The Sui Empire was not able to maintain their authority in China because they could not support the massive undertakings in military expansion and public works that was required. This overextension led to the transition to the Tang Empire. The changes in this period of Chinese history was the reunification of China, and the massive public works projects that they undertook including the Grand Canal, irrigation projects and improvements to the Great Wall. The continuity that took place during this era was a return to the Confucian state philosophy and the strong political influence of the Buddhist philosophy. In 618 the powerful Li family ended Sui rule and created the Tang Empire.

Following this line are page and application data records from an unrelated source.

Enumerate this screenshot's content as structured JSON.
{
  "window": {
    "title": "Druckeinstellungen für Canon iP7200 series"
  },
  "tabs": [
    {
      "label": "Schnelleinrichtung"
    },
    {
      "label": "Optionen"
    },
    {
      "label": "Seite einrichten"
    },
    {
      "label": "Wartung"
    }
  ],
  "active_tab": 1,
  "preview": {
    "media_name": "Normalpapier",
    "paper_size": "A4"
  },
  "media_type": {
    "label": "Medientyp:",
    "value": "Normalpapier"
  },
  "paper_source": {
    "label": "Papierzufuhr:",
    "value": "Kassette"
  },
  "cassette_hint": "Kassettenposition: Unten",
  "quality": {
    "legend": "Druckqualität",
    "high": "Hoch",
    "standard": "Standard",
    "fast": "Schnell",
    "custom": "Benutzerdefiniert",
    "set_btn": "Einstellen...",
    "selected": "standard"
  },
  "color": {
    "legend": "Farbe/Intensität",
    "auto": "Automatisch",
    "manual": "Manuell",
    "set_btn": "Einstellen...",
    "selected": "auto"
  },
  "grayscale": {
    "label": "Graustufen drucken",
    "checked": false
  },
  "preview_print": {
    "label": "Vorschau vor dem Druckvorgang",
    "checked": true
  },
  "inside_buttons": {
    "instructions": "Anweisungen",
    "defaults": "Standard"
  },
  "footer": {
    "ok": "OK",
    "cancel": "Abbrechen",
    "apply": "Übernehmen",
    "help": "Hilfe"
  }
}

Monsterbuffalo Professor James Brooks Jessup History 116D 20 November 2011 New Money Acts Funny Having been left behind by the rest of the industrializing world, China in the late nineteenth century quickly saw the need to position itself once again in the realm of world powers. Following a long period of struggle against foreign powers, differing governing parties and ideologies, and even against its own classes, China finally began its road to becoming a leading world power through the capitalistic reforms that took place after the end of the Great Cultural Revolution in 1976. While the Gross National Product and the standards of living saw incredible leaps, the gap between the wealthiest percentage of the population and the average poor remained the same, if not further widened. On top of this booming economic progression, China's society as a whole experienced the clash of technological advancement and an evolving social standard. As a result of the capitalistic economic reforms, the change of the social norm could not keep up with the pace of quickly advancing technology, resulting in a society rich with capability and resources, but lacking the social progression to realize its potential.
The British government retaliated with much force, resulting in Chinese defeat, which then forth became the Treaty of Nanking. The Treaty of Nanking is labeled as one of the “Unequal Treaties” for many reasons. When Britain implemented the Treaty of Nanking, much of the life that China knew would soon be no more, the island of Hong Kong was forced over to British ownership and control, rights were taken away, tariffs implemented, and the destruction of Opium by Lin caused a six million dollar “refund” to England. Since China was a closed nation, with an old-fashioned way of life and military technology, this caused a great disadvantage for them, trying to fight against what British was doing to their country. China had no say or control to what Britain was doing to them, and no way of fighting back or retaliating.
What if foreign armies had decided not to involve themselves in the Taiping Rebellion? The Taiping Rebellion was a huge rebel group organized mainly by Hong Xiuquan that was initiated to rebel against the Qing dynasty Chinese government. This rebellion was the largest peasant revolt in Chinese history (BGE). It began in the province of Guangxi and was led by millenarian Christian leader Hong Xiuquan (Taiping Rebellion). After several victories and captures of cities by the Taipings the Chinese government eventually got tired of it and sent out for help from the west.